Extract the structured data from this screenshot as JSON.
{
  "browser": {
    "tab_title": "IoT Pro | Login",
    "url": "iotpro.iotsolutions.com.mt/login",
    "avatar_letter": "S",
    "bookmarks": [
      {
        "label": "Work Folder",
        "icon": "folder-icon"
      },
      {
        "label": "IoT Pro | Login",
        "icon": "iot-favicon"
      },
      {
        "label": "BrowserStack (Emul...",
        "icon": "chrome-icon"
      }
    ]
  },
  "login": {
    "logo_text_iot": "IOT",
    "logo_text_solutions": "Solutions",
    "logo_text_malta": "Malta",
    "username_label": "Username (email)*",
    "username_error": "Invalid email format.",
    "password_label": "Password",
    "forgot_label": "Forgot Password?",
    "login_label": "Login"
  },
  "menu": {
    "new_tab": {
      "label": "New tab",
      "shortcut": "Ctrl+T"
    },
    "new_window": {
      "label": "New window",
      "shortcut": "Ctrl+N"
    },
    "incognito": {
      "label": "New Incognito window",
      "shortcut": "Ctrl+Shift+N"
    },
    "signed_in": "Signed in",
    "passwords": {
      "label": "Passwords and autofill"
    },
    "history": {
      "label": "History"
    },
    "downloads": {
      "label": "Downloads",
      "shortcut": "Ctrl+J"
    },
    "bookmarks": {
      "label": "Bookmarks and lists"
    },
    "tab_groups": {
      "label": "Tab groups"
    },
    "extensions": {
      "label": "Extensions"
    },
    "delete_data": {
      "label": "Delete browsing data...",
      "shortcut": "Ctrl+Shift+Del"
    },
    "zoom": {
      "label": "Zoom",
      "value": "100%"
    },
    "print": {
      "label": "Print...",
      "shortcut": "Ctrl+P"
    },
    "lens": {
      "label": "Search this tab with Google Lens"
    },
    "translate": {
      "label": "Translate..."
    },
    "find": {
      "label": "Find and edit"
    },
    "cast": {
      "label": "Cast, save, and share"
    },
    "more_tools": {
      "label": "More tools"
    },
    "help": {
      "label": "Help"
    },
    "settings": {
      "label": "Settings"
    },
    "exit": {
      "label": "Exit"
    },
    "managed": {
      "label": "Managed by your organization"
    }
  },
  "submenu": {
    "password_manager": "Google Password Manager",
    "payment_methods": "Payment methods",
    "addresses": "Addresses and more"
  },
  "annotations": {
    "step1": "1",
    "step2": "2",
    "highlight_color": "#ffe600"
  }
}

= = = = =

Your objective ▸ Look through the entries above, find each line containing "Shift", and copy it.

Reply ▸
      "shortcut": "Ctrl+Shift+N"
      "shortcut": "Ctrl+Shift+Del"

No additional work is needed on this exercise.